____________________ (happy shootin'-the best way to get empty brass!)
You can buy BPI shot buffer on Midway. I've heard the issue with the process is that the shot and buffer have to be vibrated so that the buffer is evenly distributed between the shot. A manual I read made this out to be a complicated endeavor but did not provide instructions on doing it. All the best buckshot loads I have used had buffer, I think it's quite a good idea.
I have played with buffers, and I'll go so far as to say that for the majority of instances, you don't need them....they can even have detremental effects (such as raising pressures).

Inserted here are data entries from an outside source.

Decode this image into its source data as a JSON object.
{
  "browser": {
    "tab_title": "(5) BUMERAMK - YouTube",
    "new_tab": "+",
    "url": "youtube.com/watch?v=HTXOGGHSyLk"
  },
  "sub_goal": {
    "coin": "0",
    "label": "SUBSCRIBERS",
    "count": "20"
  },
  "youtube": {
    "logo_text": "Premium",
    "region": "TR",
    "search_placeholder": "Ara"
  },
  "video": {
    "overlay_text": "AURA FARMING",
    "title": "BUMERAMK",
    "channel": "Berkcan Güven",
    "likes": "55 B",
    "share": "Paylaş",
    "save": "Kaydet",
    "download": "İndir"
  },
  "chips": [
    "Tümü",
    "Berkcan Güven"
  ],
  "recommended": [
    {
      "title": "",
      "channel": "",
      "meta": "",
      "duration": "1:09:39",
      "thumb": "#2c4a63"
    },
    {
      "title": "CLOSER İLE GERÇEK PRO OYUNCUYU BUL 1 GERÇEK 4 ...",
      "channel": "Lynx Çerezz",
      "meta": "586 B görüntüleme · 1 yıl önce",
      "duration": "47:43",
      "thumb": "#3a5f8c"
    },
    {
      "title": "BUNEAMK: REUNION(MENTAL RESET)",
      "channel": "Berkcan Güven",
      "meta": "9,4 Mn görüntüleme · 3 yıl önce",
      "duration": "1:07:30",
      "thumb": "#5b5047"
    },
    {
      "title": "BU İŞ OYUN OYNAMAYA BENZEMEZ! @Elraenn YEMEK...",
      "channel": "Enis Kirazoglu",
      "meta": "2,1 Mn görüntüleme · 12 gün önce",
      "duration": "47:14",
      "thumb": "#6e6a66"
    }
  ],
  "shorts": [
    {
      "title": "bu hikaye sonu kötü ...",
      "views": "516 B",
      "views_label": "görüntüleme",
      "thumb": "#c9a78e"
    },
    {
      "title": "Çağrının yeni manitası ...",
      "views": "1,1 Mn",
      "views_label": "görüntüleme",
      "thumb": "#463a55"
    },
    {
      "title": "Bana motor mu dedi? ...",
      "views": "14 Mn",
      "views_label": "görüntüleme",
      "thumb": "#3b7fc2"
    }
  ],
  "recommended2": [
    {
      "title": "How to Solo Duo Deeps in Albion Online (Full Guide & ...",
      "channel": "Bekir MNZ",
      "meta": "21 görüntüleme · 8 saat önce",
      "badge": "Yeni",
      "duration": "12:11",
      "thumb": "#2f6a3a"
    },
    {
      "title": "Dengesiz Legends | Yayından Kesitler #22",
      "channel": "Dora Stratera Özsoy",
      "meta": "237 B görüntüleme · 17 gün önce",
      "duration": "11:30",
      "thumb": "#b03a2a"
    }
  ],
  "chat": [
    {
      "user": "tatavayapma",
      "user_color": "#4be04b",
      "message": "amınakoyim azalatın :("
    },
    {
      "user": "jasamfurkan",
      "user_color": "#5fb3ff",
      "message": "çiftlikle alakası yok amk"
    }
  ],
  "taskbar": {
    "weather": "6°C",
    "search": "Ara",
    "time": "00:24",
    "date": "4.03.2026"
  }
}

I use buffer in my 16 gauge turkey loads (to tighten patterens) and in my nontoxic bismuth handloads (to help keep the shot from fracturing). When using buffer, I weigh it out on a scale, and then to get it evenly distributed between the shot (and this is the key to being successful with buffer), I place it on top of the shot charge and then touch the base with an electric beard trimmer.....the vibration from the trimmer causes the buffer to fall into the spaces between the shot. But be careful....if you do it too long, you end up with all your buffer on the bottom and your shot on the top! I do it until the shot just starts to appear at the top of the wad, then stop and crimp.
......it's more of a pain in the butt than anything else, but in some applications it can be positive.
____________________ "If your dog thinks that you're the greatest, don't go seeking a second opinion."